The City welcomed the appointment of Ewen Stevenson as Royal Bank of Scotland’s new finance director yesterday but warned that he faces a tough task returning the lender to private ownership.
Mr Stevenson will join RBS from Credit Suisse next month, filling a void created by the defection of Nathan Bostock to Santander in December after just 10 weeks in the job.
Raised and educated in New Zealand, Mr Stevenson was part of the Credit Suisse team which advised the Treasury on the bailout of RBS, Lloyds Banking Group and Northern Rock.
Shares in the company, which plans to shut 44 branches across the country, rose 1.4p to 318.3p as analysts digested the news.
“It’s a perfectly good appointment – but Ewen has a long, hard struggle ahead,” Ian Gordon, an analyst at Investec, said.
Gary Greenwood, an analyst at Shore Capital, added: “We view this as positive news as it removes uncertainty around the position and should therefore enhance investor confidence … The fact that it is an external appointment also helps to deflect concerns that the company is struggling to attract talent owing to its relatively onerous ownership and governance situation.”
Mr McEwan said Mr Stevenson “shares our vision for building a great customer bank and I look forward to working with him”.
Meanwhile one of the Square Mile’s top bankers is taking a break – less than two years after ascending to the heights of head of merger and acquisitions at Standard Chartered. Andrew Suckling, who has been with the emerging markets-focused bank for six years in total, is taking a “sabbatical”.
The move sparked speculation that it could lead to a wider restructuring of the top team.
Standard Chartered cut its bonus pool last year by 15 per cent after reporting its first fall in yearly profits in a decade.

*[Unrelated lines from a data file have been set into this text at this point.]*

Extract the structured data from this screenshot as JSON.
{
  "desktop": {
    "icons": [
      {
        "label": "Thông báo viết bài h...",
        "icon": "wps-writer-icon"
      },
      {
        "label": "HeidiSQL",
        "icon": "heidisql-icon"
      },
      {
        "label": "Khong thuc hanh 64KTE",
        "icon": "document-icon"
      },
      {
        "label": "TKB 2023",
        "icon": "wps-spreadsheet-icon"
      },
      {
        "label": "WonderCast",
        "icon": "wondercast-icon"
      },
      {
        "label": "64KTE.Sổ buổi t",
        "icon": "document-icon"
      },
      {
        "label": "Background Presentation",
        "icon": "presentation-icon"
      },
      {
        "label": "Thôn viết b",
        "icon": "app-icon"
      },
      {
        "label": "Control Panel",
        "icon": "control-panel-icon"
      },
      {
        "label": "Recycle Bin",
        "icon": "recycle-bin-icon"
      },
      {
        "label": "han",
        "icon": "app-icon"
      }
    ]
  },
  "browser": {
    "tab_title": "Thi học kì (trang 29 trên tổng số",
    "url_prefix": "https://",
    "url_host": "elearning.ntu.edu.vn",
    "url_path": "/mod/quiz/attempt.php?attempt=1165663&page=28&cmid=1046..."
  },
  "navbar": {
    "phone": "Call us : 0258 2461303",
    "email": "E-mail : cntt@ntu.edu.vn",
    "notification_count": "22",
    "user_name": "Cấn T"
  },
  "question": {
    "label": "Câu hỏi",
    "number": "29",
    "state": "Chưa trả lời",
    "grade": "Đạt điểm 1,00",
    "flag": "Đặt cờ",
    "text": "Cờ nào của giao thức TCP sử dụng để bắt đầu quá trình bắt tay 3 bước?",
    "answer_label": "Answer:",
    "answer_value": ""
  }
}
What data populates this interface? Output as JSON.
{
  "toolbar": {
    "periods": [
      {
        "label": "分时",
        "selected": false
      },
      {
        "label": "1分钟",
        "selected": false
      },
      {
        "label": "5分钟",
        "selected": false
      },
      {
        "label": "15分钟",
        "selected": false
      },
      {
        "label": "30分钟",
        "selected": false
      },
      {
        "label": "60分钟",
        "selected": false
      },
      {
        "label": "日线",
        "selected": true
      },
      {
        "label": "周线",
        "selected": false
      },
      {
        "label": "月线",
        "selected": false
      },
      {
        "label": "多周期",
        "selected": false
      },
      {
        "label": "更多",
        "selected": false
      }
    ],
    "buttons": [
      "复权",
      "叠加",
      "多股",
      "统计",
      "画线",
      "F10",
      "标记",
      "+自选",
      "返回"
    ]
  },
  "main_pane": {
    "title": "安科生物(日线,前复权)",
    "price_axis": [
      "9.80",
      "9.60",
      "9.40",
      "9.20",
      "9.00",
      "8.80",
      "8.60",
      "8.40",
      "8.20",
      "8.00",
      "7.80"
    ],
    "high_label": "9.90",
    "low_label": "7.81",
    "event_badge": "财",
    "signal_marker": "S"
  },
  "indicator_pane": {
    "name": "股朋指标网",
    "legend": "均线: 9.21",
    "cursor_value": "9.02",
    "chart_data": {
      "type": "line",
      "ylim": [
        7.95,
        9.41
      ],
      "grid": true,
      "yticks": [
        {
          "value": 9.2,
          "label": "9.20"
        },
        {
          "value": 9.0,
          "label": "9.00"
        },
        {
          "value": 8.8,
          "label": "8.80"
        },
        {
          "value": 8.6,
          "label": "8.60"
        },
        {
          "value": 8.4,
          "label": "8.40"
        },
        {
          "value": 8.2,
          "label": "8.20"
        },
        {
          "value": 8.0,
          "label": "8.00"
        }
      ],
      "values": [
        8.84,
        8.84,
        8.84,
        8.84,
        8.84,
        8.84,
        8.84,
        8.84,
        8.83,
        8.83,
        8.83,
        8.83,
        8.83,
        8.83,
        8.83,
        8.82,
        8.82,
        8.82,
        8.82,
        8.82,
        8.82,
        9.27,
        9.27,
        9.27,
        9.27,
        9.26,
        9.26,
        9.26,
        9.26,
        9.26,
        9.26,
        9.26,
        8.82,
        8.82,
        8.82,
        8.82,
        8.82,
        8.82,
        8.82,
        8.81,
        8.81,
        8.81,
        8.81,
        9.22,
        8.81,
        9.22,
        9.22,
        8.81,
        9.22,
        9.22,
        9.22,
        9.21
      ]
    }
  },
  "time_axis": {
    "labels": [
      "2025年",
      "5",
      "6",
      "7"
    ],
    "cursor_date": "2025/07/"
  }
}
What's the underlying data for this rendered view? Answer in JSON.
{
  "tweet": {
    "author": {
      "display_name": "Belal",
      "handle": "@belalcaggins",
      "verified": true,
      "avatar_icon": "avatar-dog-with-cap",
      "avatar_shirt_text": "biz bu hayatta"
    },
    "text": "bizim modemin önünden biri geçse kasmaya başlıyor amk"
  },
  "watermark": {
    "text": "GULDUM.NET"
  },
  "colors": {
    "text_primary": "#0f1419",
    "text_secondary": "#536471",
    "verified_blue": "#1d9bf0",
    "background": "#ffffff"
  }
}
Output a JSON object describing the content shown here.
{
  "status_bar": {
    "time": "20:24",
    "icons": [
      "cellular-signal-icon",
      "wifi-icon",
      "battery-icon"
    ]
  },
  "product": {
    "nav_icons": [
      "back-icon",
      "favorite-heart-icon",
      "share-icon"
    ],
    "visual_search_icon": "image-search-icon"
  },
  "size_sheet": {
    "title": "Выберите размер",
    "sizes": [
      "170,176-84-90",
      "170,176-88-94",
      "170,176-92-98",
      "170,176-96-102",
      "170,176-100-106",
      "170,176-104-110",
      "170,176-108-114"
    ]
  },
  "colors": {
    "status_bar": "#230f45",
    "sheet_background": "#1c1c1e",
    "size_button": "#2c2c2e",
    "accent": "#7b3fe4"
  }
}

Once a byword for stability, it has also been in the throes of a shake-out since the beginning of the year, with its finance chief Richard Meddings making a surprise departure.
The bank was unavailable for comment.